Rachel and Vick put the first magazine together on their own, but have since built up a small gang of editorial helpers who regularly lend a hand with editing, proof reading and marketing. “I had no idea how much work it would be to keep on top of the marketing, subscriptions and admin,” says Rachel. “Thank goodness we have friends who volunteered to help.”

The team has gained in confidence since the first issue. They’re also now receiving submissions from as far away as New Zealand and Australia.

I carried this crumpled flyer around for quite some time

Extraordinary true stories

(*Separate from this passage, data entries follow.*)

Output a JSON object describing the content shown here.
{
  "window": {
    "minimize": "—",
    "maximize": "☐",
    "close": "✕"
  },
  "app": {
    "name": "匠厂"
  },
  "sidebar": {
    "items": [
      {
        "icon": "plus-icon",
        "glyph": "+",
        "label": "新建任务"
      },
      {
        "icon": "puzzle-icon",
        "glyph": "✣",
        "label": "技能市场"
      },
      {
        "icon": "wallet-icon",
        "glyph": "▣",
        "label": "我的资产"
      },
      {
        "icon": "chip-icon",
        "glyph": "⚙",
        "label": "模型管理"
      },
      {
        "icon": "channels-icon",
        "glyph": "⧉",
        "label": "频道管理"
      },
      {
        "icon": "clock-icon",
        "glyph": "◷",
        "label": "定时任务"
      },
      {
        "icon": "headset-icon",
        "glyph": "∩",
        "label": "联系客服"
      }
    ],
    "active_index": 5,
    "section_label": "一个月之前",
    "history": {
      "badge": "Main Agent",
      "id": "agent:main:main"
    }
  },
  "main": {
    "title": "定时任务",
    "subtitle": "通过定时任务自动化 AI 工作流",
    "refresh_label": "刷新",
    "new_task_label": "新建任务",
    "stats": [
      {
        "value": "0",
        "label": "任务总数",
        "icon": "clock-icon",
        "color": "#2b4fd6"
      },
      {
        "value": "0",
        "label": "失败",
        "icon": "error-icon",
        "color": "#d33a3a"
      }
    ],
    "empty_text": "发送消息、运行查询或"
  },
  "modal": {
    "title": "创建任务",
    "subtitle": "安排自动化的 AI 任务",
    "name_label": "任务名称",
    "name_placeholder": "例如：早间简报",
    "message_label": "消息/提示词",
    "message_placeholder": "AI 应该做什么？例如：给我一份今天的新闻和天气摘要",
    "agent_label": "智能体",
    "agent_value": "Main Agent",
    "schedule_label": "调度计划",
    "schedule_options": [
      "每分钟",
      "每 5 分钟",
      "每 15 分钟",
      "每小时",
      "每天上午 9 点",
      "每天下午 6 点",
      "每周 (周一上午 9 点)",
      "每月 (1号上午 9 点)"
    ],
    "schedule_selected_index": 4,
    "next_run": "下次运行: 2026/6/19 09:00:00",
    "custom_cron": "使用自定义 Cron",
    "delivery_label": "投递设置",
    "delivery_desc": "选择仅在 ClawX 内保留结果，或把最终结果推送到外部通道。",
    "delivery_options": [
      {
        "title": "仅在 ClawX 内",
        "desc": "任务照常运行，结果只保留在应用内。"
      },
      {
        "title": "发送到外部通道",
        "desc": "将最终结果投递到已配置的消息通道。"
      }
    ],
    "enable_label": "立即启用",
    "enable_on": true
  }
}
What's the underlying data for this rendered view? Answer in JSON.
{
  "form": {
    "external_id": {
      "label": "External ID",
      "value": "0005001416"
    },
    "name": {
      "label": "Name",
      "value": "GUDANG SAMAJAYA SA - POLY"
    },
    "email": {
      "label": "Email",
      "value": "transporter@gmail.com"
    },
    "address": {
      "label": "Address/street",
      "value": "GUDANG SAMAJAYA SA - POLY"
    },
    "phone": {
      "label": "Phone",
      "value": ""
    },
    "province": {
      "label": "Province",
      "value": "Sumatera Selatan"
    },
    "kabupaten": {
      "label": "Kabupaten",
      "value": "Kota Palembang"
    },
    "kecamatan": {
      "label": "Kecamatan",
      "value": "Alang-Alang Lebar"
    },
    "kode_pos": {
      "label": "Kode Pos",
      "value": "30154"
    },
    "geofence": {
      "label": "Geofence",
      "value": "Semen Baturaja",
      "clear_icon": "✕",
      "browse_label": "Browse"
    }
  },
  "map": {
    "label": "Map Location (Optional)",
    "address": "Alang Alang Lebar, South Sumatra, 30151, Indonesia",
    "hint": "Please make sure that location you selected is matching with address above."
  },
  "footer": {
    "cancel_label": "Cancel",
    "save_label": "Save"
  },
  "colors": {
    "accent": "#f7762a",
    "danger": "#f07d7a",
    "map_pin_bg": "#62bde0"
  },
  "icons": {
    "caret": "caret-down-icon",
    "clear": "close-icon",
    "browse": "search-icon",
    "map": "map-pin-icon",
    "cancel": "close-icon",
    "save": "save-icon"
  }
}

“At the start, I thought we’d mostly receive light, funny stories like ‘The Stupid Button’,” says Rachel. “But people have sent in the most extraordinary stories.

“In issue 5, our computer guy, Pablo Griffiths, wrote ‘He was a quiet man’, about the shock of discovering that his loving grandfather had fought for the Fascists and killed people in the Spanish Civil War.

“Lili Caseley wrote in issue 4 about being caught up in the London Bridge attacks in 2017. A terrorist burst into the pub where she was celebrating her 21st birthday and she had to hide out in the toilets.

“In the same issue, Neil Philip wrote about the terrifying experience of witnessing the 2004 Boxing Day tsunami from a beach in Thailand.”

Stories laid out like album tracks

“We like that we attract all kinds of stories,” adds Rachel. “We have some that are funny, and some that are much more serious. When laying out the magazine, I put them in an order that makes sense one by one, like listening to an album. You don’t want too many exciting ones together. We hope that readers never know what kind of story they’re going to read next.”

Famous friends

You’ll also notice a number of well-known names scattered among the pages of Friends on the Shelf, from Charlie Higson, Chris Difford and Jean-Paul Flintoff to Peter Curran and Harry Enfield.

How did this happen?

“We’ve been lucky to include a number of well-known people on our pages and this is simply due to the fact that we know them, and asked them directly to write for us,” says Rachel. “I used to be Harry Enfield’s agent, who was a school friend of my husband David Cummings, who was at UEA with Paul Whitehouse and Charlie Higson, who happens to be married to Vick! One of my oldest friends, musician Kate St. John introduced Chris Difford to Friends On The Shelf. Charlie Higson was on a quiz team with Peter Curran so introduced him to Friends on the Shelf too – and so it goes. For some of these writers, it has given them the opportunity to share a personal story that may not have found an audience elsewhere.”

The future for Friends on the Shelf

Friends on the Shelf is now available in an ever-growing list of places, from Mag Culture and Magma in London to the Arnolfini in Bristol, Rare Mags in Stockport and Golden Hare Books in Edinburgh.

Rachel and Vick have already put on a few very successful readings in London and hope to do more. “Reading the stories in an intimate setting like someone’s front room or a book shop brings a new dimension, which is really exciting,” says Rachel.

“We’re very unlikely media moguls, me and Vick. We do it because we love it and it’s fun. And why not?”